  • Medium command hooks are used for each child’s face cloth.
  • Mini command hooks for the kids’ flossers.  God forbid they use one another’s flosser and get cooties!
  • Mini command hooks mounted horizontally for their toothbrushes.
  • Various hooks inside the medicine cabinet (are they called that anymore??) door to hang my eyelash curler, tweezers, cuticle scissors, black hair ties, “fancy” hair ties…. I could go on and on.
  • Inside the bathroom closet door to hang my hairdryer and another to hang my curling iron (I just drape the cord around the hook once or twice).
  • Inside bathroom vanity door for girls’ hair ties and headbands although headbands seem to reproduce in our home so we’ve moved on to another system (more on that in next post). command hooks3

 

 

 

 

 

 

 

 

 

Kids’ bedrooms

  • 3M hooks in my son’s room to hang various medals and participation ribbons (don’t get my husband started talking about that :)
  • Medium hooks to hang baseball hats.
  • Numerous 3M hooks, various sizes in my daughters’ bedroom and my bedroom on the side of our dressers to hang necklaces and bracelets.
  • Small hooks inside my closet for thin belts.

3M hooks1

 

 

 

 

 

 

 

Closet

  • Two large command hooks are on the inside of the hall closet.  One is designated for my purse and the other is for things I need to return/exchange.
  • A few other hooks are for broom, Swiffer and dustpan.

Hallway (we don’t have a mudroom)

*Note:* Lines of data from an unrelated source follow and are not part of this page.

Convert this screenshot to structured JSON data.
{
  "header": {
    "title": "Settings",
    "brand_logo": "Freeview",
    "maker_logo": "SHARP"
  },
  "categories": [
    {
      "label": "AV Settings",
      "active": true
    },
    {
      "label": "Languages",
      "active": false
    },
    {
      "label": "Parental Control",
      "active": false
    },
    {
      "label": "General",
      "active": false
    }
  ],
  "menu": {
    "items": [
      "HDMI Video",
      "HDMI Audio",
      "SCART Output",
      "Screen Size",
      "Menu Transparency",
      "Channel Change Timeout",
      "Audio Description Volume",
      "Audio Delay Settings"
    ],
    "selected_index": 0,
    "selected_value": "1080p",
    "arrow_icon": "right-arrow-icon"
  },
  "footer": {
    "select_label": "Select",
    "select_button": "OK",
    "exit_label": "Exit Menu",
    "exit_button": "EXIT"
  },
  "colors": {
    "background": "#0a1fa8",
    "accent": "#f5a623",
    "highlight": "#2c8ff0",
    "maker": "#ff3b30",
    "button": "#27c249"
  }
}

  • 3 large hooks have withstood the test of time and not-so-gentle kid use.  They’ve been up for over a year and are for kids’ packpacks

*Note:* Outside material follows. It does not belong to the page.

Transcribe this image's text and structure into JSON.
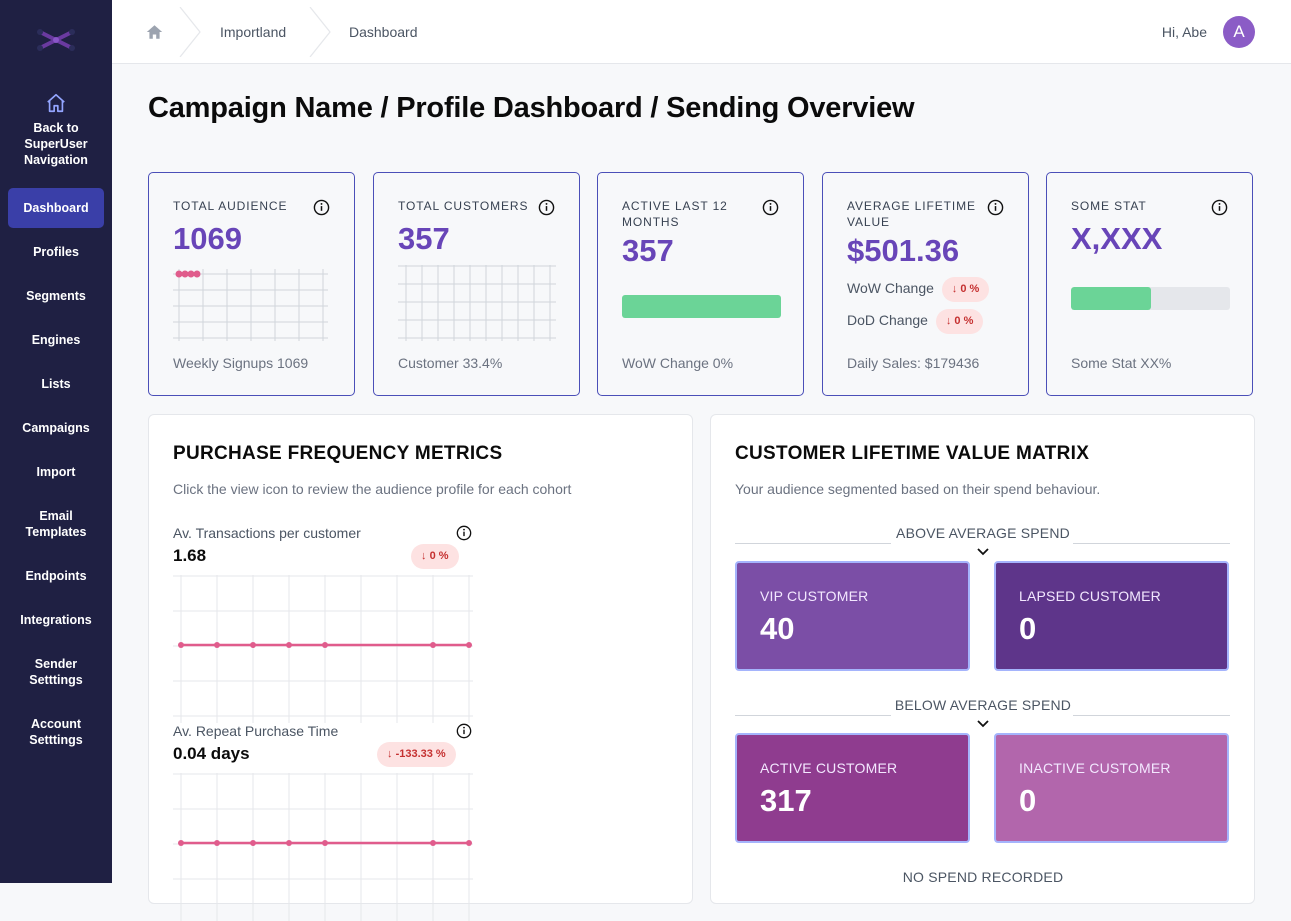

Office

  • Inside closet door or side of desk to store frequently used charger cables
  • Mini command hooks to keep cords/cables along the wall instead of jumbled on the floor

I am probably missing a few here and there, but I highly recommend that you stock up on a few packs in different sizes.  It wasn’t that long ago that my husband was out playing paddle, kids were in bed and I was organizing the bathroom.  I put them on the inside of the medicine cabinet and I went to bed a happy girl.  He’s playing paddle again tonight, I’ll have to see if I can find some more uses for them!!

 

Tame the paper clutter!

The kids bring home lots of school work and notices to parents and then you add the mail and all the junk mail which can lead to a lot of clutter!  In an effort to tame the paper clutter, I go through the mail each day while standing in front of the trash can.  I sort them the mail into these categories.

  1. To do (bills to pay, invitations to respond to)
  2. To file
  3. Unsubscribe!
  4. Trash

Pretty self-explanatory, right?  I have file folders for to do, to file, and unsubscribe. Higher priority ‘to do’ items go to the front of the ‘to do’ file folder and I go through the folder at least every couple of days. I throw away all the junk mail except the catalogs I don’t want to receive any more.  For those catalogs- I tear off the back page that includes the source code and key code and file that one page into my ‘catalogs to unsubscribe’ file folder and toss the catalog. In fact, there aren’t many catalogs I actually want to receive.  If I want to see the new season’s stuff, I go to the store or to the store’s website.

CatalogChoice.org is a free site where you can unsubscribe from a zillion different mailings.  Once there are a bunch in the folder, I logon to my Catalogchoice.org account and unsubscribe and then toss the catalog cover.  It’s been very useful and I felt environmentally responsible to successfully unsubscribe from the ginormous Restoration Hardware catalog.  There are one or two pesky catalogs I can’t get rid of like Oriental Trading company, but overall I highly recommend Catalog Choice to reduce the paper clutter from even entering your house.

catalog choice